WHAT YOU ARE ASKED TO DO => Go through the records below line by line. Count the lines with "selected" and give the count alone.

INFORMATION GIVEN =>
- - -
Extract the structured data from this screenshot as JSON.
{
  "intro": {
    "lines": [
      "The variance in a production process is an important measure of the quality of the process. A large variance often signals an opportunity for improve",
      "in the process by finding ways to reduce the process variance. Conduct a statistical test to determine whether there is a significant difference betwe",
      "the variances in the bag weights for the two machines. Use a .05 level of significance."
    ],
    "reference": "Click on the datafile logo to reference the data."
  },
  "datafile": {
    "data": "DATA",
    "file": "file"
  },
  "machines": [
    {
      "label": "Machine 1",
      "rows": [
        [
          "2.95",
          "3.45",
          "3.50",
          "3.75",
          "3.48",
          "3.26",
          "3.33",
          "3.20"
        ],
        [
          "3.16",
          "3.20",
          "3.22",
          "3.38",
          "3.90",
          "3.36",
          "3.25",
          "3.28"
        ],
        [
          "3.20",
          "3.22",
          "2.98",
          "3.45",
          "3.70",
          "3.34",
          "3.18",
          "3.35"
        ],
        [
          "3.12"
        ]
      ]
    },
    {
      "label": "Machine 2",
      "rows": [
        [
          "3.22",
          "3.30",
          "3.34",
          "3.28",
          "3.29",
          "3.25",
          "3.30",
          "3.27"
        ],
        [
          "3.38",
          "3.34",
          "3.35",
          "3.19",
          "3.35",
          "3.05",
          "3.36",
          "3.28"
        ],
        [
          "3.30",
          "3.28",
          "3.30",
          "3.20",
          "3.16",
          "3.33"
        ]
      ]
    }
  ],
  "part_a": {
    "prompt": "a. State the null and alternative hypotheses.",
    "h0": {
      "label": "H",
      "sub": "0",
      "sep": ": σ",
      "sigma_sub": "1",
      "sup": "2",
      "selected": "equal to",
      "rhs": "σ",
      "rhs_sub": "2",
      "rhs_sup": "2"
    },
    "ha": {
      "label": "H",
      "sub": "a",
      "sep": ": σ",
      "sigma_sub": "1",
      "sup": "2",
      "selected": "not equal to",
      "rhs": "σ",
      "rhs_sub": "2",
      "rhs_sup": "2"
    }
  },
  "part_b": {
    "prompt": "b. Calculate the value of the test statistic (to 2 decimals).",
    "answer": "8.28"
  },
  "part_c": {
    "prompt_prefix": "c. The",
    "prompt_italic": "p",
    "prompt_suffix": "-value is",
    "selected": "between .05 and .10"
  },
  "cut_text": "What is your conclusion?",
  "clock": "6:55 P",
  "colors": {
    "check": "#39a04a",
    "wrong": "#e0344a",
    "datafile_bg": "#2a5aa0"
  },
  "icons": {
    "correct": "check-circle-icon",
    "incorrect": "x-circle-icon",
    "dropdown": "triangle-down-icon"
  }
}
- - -
WRITTEN RESPONSE => 3